**RECORDS TO PROCESS**.

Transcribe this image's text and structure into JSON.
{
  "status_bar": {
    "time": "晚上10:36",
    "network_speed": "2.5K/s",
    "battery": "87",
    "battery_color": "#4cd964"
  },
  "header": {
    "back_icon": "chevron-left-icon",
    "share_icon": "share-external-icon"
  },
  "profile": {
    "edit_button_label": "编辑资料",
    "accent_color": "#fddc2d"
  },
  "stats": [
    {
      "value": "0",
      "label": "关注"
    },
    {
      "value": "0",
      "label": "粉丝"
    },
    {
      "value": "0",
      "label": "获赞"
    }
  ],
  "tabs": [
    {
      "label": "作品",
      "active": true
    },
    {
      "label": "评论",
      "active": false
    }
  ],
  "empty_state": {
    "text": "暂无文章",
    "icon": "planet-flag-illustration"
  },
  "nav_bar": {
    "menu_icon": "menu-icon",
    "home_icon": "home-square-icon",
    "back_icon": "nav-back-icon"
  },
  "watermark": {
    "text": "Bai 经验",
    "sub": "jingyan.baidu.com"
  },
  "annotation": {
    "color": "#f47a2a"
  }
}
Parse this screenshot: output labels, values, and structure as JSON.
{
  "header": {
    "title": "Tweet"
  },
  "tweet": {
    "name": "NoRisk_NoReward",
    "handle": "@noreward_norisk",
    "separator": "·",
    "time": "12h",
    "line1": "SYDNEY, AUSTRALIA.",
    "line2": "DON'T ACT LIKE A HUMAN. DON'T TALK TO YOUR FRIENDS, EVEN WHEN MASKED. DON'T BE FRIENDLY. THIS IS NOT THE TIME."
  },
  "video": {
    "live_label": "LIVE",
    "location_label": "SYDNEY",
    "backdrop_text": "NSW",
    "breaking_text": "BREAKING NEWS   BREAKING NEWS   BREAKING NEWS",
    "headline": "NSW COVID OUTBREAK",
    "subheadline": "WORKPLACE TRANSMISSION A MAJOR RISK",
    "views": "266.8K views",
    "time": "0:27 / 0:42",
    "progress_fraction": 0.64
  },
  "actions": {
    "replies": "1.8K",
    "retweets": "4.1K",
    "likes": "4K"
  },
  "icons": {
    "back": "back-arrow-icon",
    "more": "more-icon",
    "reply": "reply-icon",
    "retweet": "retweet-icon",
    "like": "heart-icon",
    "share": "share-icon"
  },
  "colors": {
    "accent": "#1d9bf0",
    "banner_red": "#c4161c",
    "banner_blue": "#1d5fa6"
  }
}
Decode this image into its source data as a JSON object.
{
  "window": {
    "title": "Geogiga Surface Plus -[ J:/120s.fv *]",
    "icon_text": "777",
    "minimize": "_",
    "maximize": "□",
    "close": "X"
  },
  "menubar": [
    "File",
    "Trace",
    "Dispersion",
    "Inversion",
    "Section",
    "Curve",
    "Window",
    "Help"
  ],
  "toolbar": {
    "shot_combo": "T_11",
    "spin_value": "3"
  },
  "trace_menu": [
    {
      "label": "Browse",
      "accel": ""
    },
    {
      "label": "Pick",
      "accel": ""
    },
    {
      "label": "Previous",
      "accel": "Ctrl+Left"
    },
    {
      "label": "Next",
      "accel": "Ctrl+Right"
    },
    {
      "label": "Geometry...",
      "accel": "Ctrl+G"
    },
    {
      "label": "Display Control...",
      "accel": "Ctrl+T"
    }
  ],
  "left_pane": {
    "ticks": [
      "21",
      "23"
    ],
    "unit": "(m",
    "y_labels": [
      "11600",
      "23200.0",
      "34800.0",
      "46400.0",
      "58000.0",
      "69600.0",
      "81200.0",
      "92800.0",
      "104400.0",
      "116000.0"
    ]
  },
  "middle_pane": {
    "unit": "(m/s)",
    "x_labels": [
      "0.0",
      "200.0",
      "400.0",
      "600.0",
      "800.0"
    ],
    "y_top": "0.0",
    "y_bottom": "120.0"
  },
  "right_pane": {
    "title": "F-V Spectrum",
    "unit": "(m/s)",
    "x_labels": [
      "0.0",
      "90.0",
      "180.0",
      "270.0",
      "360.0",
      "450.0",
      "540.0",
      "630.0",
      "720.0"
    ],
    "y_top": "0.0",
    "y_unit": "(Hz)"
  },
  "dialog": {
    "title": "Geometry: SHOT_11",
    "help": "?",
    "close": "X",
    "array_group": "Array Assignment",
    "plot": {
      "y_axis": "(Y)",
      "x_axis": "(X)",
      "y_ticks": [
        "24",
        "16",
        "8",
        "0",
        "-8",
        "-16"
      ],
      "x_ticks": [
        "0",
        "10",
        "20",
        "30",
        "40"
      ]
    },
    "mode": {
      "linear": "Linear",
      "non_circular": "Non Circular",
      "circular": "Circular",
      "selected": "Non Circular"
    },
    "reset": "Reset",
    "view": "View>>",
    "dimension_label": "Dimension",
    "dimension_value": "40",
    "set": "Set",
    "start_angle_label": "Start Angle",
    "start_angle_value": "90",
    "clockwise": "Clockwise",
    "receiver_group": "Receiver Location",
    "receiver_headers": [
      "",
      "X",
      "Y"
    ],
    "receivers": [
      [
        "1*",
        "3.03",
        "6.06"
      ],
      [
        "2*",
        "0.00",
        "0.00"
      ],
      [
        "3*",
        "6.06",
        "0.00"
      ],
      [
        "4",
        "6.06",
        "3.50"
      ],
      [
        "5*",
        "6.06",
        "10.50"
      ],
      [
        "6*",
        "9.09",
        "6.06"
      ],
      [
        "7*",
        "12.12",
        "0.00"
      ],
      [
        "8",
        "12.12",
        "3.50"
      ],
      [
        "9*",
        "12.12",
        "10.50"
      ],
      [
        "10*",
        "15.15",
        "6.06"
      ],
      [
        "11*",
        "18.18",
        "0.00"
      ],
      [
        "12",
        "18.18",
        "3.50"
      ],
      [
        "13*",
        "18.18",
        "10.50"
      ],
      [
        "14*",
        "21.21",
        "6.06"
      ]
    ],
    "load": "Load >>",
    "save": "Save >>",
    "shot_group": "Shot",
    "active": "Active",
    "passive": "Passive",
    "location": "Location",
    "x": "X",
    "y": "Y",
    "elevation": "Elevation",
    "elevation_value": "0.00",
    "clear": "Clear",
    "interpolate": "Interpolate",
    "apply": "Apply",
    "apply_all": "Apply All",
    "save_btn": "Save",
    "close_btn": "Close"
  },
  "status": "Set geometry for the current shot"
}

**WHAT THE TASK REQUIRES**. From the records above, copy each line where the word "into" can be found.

**ANSWER SPACE**.
Transcribe this image's text and structure into JSON.
Decode this image into its source data as a JSON object.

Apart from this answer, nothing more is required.